Vladimir Putin has been President of Russia since 7 May 2012. Putin previously served as President from 2000 to 2008, and as Prime Minister of Russia from 1999 to 2000 and again from 2008 to 2012. Putin was also previously the Chairman of the United Russia political party. He has amassed enough power that he can now be considered Russia’s new homophobic dictator.
Putin’s actions have been labeled ‘undemocratic’ by the Russian people. He is able to force his will on the parliament and the people. Protestors against his policies are imprisoned.
Today Putin signed a bill into law that contains the most stringent and suppressive measures ever imposed by any ‘democratic’ country in history, virtually banning the LGBT community from the nation.
The law, which stigmatizes gay people and bans giving children any information about homosexuality, passed easily in parliament with the full support of Putin. Putin called it an effort to eliminate the “propaganda of nontraditional sexual relations.” He called homosexuality a ‘western liberal policy,’ that is unsupported by the Russian Orthodox Church. He claims that the youth of Russia were being corrupted by western values.
The law provides for hefty fines for anyone disseminating any and all LGBT information, or participating in gay pride parades.
Criticism of Putin is not allowed inside Russia, but there is much to be heard from outside the country. His popularity has dropped somewhat inside Russia, but remains on the plus side. Much of it is attributed to the state owned television network, which constantly praises Putin’s policies. Insiders say that the Putin Administration also employs a group of young bloggers who constantly praise the president.
Outside of the country, WikiLeaks labeled Putin the “alpha dog” and compared him with Batman; (while Dmitry Medvedev was compared with Batman’s crime-fighting partner Robin).
American diplomats said Putin’s Russia had become “a corrupt, autocratic, and is centerd on the leadership of Vladimir Putin, in which officials, oligarchs and organized crime are bound together to create a “virtual mafia state.”
Russian opposition and commentators within the United States have labeled him a ‘dictator.’ Former UK Foreign Secretary David Miliband has described Putin as a “ruthless dictator” whose “days are numbered.” U.S. Presidential candidate Mitt Romney called Putin “a real threat to the stability and peace of the world.”
In the fall of 2011, the anti-Putin opposition movement in Russia became more visible, with street protests against allegedly falsified parliamentary elections (in favor of Putin’s party, United Russia) cropping up across major Russian cities.
At present, Putin has threatened the United States concerning the possible use of American aircraft based in Jordan to attack Syrian security forces. (Russia supplies Syria the majority of its sophisticated arsenal).
He also refused to surrender NSA whistleblower Edward Snowden to United States authorities. He offered Snowden asylum if he would cease leaking secrets, but the former CIA contractor declined.

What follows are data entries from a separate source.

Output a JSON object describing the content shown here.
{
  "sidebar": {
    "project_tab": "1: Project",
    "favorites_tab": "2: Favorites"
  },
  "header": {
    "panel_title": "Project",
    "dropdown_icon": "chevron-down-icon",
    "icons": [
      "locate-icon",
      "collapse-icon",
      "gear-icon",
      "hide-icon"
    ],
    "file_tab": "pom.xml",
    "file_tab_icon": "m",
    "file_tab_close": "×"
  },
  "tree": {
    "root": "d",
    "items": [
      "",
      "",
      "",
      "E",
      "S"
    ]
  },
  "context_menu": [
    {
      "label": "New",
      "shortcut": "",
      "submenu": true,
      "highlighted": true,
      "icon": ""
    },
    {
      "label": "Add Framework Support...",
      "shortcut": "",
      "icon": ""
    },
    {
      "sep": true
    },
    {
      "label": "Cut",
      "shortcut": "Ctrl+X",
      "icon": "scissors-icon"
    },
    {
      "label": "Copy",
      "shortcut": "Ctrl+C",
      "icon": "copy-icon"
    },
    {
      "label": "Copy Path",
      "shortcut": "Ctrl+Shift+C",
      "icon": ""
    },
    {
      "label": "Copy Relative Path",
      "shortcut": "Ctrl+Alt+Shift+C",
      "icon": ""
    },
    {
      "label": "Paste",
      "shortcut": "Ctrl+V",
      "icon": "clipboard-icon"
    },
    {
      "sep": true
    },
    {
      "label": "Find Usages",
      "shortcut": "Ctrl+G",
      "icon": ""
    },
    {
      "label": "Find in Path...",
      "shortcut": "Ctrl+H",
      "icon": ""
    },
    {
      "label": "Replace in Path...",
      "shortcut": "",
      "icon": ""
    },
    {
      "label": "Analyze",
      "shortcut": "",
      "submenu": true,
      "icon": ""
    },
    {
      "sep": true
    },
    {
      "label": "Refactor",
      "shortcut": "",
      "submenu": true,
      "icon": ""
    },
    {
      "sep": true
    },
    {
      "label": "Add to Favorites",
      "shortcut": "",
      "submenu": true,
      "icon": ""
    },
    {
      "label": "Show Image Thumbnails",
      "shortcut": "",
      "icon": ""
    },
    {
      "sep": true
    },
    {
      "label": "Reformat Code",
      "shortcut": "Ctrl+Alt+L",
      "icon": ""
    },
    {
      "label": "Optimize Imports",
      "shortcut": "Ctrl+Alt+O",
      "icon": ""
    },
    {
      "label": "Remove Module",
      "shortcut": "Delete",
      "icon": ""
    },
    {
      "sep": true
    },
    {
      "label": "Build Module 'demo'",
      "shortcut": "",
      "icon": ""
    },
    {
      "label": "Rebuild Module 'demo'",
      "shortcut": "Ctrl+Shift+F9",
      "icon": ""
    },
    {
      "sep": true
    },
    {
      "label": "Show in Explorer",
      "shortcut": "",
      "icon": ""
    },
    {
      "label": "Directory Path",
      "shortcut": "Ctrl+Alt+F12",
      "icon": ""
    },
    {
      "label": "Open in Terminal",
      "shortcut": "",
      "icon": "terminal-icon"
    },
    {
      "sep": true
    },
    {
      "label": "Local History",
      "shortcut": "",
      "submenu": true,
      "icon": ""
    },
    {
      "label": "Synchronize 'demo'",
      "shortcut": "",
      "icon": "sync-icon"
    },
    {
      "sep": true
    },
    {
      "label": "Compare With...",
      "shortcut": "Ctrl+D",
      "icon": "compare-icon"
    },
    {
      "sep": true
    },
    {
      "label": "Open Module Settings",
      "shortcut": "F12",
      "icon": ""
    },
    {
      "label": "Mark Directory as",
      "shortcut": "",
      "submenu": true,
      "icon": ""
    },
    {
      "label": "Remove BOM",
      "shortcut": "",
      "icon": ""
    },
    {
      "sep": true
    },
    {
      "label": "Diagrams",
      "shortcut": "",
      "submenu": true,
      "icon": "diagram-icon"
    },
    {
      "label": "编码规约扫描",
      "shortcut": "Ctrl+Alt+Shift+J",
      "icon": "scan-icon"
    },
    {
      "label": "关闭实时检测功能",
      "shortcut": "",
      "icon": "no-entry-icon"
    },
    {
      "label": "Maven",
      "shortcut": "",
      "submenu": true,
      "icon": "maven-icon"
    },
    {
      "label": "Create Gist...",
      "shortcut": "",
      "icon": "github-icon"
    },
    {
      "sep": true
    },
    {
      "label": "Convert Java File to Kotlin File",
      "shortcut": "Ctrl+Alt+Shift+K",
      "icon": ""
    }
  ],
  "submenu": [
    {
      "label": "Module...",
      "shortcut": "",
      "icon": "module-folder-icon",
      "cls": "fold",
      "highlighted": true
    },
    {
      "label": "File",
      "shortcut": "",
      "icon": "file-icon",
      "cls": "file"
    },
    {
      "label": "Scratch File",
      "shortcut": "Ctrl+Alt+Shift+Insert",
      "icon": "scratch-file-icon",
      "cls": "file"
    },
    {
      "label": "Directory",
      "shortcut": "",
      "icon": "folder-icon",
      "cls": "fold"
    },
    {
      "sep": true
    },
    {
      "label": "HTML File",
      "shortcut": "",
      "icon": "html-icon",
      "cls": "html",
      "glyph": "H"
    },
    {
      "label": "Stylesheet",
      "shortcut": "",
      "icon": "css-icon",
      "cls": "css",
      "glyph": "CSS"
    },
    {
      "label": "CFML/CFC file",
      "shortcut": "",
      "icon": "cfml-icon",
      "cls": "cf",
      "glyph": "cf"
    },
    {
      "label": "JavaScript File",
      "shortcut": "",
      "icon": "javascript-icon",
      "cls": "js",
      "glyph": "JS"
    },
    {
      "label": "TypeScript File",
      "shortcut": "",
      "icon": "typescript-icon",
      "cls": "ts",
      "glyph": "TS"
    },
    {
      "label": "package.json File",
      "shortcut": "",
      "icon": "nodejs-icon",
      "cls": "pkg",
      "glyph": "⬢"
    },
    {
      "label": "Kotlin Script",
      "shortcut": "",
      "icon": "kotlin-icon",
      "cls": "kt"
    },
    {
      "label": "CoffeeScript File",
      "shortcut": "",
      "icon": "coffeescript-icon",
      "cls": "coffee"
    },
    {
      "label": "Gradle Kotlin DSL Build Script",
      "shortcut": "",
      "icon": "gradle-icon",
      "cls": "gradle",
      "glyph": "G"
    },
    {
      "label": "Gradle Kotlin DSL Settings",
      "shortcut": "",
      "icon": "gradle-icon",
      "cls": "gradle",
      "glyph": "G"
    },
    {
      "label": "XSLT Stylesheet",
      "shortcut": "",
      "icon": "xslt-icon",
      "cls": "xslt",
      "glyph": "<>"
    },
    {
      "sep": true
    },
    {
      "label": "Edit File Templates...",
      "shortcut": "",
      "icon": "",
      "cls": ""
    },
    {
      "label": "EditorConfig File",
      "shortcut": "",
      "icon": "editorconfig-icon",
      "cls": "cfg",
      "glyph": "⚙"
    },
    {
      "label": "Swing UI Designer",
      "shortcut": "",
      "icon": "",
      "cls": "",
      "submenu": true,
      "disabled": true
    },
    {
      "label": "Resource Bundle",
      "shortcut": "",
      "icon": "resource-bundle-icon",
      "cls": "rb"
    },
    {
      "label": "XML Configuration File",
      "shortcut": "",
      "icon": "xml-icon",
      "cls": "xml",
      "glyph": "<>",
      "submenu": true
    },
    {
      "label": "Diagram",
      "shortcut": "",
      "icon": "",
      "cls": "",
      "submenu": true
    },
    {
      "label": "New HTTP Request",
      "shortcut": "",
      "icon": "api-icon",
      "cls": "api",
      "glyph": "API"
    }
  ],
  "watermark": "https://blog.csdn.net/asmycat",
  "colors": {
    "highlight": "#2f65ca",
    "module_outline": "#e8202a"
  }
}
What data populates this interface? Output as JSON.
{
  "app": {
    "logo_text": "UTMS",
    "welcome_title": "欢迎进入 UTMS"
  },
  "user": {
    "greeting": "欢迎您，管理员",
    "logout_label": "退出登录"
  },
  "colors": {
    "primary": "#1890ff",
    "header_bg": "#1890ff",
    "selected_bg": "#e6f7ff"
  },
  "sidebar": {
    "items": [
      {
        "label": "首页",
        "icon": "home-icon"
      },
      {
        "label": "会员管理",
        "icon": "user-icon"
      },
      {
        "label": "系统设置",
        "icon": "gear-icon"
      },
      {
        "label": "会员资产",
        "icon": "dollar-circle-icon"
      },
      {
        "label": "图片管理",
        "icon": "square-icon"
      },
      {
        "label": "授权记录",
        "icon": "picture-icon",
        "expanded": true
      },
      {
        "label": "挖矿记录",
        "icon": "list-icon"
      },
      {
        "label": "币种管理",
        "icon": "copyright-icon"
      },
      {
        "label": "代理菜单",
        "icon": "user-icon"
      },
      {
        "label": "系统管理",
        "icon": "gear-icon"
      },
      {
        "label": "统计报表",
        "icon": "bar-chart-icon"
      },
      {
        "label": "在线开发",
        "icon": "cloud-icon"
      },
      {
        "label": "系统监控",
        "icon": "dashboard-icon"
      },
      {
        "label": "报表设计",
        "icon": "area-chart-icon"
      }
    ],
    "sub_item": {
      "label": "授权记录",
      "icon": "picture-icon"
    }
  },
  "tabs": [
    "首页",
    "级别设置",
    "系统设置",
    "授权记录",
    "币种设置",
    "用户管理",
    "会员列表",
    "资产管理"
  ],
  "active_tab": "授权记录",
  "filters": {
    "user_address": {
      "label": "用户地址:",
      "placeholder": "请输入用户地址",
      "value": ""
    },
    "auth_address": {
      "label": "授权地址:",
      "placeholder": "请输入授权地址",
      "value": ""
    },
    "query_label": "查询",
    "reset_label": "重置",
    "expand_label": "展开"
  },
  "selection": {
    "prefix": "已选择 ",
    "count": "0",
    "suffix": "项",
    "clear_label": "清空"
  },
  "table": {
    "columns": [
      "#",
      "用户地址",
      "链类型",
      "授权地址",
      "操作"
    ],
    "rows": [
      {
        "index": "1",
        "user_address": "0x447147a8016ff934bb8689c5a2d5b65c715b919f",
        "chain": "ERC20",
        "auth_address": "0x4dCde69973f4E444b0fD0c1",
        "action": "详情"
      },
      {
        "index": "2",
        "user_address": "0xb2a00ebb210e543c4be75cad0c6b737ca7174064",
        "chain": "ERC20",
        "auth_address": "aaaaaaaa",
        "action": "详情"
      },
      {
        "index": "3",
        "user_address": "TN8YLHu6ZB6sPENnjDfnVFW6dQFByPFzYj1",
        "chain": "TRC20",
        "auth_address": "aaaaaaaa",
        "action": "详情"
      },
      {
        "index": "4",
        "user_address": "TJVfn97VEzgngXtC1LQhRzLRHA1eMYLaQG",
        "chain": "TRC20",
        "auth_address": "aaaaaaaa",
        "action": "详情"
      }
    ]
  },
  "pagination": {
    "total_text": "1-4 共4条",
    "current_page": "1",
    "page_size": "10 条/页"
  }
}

“Just because he feels that he is a human rights defender, rights activist, he doesn’t seem to have an intention to stop such work,” Putin said.
The cold war ended years ago, but with Putin, a former KGB officer, in command, the perception of Russia has not changed. Results of elections are questionable, and the people fear expressing criticism of the president. There is little evidence to disprove that Vladimir Putin has now become Russia’s new dictator.
Alfred James reporting Op-Ed